Vinyl ester (VE) monomers with bimodal molecular weight distributions were prepared by reacting methacrylic acid with blends of monodisperse epoxy resins ranging in molecular weight from 350-7000 g/mol. Monodisperse vinyl ester monomers were prepared from epoxy resins of a single molecular weight. The extent of vinyl ester formation was found to be near complete and side reactions, such as etherification, did not occur to a significant extent. The viscosities of these vinyl ester resins were measured as a function of styrene content. It was found that resin viscosity, η, increased exponentially and predictably as both the styrene content (S) decreased and as the number average molecular weight (Mn) of the vinyl ester monomers increased: η∼exp(Mn)/exp(S). Cure kinetics studies showed that the vinyl ester reactivity ratio decreased to 0.1 from 0.6 for bimodal blends relative to monodisperse resins while the styrene reactivity ratio increased from 0.4 to 0.6. Thus, the microgels in bimodal blends were smaller than in monodisperse resins.
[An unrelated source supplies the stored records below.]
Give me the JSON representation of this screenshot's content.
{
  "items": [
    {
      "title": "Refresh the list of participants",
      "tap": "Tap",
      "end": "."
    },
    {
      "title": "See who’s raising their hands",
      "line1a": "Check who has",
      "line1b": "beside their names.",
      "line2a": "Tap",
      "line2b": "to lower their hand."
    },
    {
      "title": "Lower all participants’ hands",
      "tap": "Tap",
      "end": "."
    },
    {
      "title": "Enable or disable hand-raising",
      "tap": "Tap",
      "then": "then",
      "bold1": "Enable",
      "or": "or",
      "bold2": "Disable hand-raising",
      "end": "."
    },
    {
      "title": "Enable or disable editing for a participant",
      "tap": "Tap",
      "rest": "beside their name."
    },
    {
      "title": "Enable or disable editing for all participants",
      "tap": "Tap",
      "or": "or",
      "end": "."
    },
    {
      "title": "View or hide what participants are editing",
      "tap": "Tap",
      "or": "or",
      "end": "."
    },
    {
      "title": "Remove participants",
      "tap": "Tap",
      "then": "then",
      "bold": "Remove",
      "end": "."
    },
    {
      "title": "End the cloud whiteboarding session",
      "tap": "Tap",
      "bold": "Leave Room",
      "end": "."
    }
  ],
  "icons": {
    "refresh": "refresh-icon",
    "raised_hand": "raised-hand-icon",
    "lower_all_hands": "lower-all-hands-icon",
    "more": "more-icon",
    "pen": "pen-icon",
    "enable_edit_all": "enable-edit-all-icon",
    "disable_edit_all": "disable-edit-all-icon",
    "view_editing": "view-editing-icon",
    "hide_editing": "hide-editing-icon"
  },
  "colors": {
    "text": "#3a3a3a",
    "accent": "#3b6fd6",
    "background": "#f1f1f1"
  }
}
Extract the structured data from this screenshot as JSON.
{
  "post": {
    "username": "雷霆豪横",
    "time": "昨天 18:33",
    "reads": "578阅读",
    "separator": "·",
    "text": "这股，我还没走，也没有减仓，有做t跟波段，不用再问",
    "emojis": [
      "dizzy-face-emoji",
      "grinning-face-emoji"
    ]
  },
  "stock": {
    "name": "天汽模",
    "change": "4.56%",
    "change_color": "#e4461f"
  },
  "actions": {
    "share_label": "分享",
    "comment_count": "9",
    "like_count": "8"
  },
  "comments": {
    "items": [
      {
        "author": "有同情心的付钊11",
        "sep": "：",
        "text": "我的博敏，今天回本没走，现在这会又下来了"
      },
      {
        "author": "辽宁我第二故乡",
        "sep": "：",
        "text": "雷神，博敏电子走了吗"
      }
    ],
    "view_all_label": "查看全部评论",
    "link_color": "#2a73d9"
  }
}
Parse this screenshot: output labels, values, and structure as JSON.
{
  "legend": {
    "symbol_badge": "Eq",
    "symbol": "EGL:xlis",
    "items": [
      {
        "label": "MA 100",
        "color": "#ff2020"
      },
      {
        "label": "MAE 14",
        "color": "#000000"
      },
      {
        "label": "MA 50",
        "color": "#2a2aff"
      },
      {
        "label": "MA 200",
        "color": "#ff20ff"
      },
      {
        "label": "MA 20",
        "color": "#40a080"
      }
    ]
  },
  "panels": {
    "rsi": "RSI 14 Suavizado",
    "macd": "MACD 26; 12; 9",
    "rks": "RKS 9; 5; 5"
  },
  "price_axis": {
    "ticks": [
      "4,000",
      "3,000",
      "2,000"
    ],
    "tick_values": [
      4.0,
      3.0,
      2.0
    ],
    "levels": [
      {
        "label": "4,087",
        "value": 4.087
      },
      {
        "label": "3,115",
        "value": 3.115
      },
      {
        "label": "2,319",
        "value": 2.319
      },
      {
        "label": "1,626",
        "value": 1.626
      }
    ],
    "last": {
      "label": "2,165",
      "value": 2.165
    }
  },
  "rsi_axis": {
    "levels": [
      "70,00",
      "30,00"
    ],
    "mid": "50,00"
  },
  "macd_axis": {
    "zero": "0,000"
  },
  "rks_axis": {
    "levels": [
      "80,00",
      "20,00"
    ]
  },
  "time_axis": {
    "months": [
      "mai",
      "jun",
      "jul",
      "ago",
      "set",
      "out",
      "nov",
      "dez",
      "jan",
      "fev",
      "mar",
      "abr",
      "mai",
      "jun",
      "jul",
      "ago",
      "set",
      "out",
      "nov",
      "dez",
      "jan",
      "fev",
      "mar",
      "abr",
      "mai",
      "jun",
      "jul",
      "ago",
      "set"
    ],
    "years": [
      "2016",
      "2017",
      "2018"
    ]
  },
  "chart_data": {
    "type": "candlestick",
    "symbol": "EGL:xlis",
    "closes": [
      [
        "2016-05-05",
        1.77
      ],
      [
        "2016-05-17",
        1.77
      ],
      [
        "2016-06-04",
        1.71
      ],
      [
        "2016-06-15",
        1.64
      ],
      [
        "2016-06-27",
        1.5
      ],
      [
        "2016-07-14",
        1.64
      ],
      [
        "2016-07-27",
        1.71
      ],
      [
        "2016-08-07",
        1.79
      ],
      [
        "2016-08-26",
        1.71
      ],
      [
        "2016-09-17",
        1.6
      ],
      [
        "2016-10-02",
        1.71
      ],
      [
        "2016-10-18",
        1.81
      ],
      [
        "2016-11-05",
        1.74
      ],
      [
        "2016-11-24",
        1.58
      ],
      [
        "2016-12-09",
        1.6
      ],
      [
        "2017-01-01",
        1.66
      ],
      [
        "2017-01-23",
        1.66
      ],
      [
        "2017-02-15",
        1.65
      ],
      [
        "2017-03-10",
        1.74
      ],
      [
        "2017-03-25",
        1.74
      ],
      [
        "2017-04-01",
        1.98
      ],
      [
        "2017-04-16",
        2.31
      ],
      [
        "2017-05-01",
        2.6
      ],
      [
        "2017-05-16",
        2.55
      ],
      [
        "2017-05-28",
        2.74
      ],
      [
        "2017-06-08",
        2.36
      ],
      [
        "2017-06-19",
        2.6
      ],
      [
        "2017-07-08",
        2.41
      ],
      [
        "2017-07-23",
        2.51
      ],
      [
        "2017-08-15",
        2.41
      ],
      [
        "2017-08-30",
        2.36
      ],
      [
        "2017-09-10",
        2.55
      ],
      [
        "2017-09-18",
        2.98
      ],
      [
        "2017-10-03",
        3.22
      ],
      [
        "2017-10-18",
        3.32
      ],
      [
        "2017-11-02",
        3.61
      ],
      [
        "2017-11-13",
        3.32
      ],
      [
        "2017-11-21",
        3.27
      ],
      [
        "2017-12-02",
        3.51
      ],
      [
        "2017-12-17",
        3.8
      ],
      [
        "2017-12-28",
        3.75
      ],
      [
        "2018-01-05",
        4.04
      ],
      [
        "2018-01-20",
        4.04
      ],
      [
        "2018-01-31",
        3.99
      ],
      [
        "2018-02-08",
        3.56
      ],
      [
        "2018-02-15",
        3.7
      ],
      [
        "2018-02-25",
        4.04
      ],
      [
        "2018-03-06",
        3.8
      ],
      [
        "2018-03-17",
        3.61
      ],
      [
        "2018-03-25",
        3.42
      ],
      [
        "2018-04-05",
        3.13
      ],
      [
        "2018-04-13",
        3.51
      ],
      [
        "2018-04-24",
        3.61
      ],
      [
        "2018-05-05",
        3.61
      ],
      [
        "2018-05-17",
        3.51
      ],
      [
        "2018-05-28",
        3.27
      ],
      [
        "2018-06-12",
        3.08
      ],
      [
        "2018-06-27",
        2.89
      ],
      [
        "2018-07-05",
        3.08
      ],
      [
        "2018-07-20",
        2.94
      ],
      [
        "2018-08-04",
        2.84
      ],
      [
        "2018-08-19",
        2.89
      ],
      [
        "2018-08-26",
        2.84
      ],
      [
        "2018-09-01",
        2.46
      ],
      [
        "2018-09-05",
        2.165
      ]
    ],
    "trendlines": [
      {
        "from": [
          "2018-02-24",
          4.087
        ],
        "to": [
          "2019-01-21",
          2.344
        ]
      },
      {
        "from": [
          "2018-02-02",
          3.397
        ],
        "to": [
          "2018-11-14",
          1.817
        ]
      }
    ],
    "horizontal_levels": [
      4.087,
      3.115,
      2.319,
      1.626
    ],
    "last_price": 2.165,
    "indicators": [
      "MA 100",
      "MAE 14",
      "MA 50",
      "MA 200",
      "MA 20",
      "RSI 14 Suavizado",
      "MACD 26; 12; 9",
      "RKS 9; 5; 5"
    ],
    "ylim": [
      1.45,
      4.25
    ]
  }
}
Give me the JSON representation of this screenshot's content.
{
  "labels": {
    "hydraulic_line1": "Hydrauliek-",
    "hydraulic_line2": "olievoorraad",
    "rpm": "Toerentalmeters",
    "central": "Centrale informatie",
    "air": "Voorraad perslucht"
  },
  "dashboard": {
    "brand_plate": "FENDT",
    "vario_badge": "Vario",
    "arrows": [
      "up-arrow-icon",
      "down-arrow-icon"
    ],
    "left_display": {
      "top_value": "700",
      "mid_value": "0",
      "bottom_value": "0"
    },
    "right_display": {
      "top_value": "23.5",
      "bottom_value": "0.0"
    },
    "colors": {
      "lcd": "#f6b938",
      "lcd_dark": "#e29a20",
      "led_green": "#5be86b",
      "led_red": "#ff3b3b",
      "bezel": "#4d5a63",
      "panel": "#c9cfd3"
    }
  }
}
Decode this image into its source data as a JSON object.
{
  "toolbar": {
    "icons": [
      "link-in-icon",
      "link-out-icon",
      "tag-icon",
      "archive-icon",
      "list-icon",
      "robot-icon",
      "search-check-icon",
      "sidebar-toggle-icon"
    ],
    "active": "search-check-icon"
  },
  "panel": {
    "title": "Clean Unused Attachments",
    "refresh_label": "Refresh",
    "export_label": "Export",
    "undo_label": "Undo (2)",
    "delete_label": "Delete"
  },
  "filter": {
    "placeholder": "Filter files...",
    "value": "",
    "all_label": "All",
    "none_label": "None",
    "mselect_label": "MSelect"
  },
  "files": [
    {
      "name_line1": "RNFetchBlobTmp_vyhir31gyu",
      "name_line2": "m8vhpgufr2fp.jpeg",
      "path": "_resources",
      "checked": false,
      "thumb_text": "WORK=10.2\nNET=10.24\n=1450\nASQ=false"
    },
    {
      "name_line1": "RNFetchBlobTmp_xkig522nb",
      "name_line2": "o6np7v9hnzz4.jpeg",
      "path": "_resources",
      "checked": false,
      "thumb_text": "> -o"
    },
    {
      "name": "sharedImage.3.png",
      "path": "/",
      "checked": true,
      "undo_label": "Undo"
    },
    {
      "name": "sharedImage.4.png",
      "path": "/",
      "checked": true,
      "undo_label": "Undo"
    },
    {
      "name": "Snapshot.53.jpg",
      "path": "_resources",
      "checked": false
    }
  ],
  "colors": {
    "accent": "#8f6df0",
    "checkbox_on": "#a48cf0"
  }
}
Emissions studies proved that decreasing the styrene content reduced the VOC emission rate and total emissions. Higher VE molecular weights decreased the overall emissions due to a reduction in monomer mobility. Tg decreased from 143 to 125°C as Mn of the VE monomers increased from 540 to 920 g/mol; yet, Tg of these bimodal blends were still equal to or greater than that of commercial VE resins (∼125°C). The fracture toughness of bimodal blends increased from ∼100 to ∼330 J/m2 as VE Mn increased from 540 to 920 g/mol because of matrix toughening. The fracture properties did not improve as the styrene content increased from 35 to 45 wt% because of corresponding changes in the morphology. Yet, there were numerous low VOC bimodal formulations with fracture properties in excess of the low VOC Dow Derakane 441-400 (110 J/m2) and even the industry standard Derakane 411-350 (240 J/m2).
All Science Journal Classification (ASJC) codes
- Organic Chemistry
- Polymers and Plastics
- Materials Chemistry